|International Classification||A63F9/24, A63F9/06|
|Cooperative Classification||A63F9/0612, Y10S283/901, Y10S40/90, A63F9/24, A63F9/0613|
|European Classification||A63F9/06F, A63F9/24|
|Jan 7, 1998||AS||Assignment|
Owner name: WESLEYAN COMPANY, INC., ILLINOIS
Free format text: ASSIGNMENT OF ASSIGNORS INTEREST;ASSIGNOR:SCHNEIDER, WESLEY C.;REEL/FRAME:008892/0304

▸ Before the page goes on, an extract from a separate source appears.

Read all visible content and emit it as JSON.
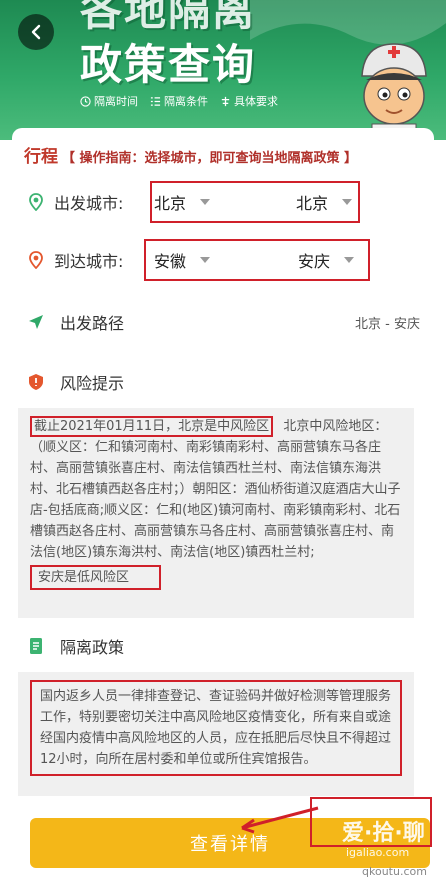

Effective date: 19971208
|Mar 1, 2002||FPAY||Fee payment|
Year of fee payment: 4
|Mar 22, 2006||REMI||Maintenance fee reminder mailed|
|Sep 1, 2006||LAPS||Lapse for failure to pay maintenance fees|
|Oct 31, 2006||FP||Expired due to failure to pay maintenance fee|
Effective date: 20060901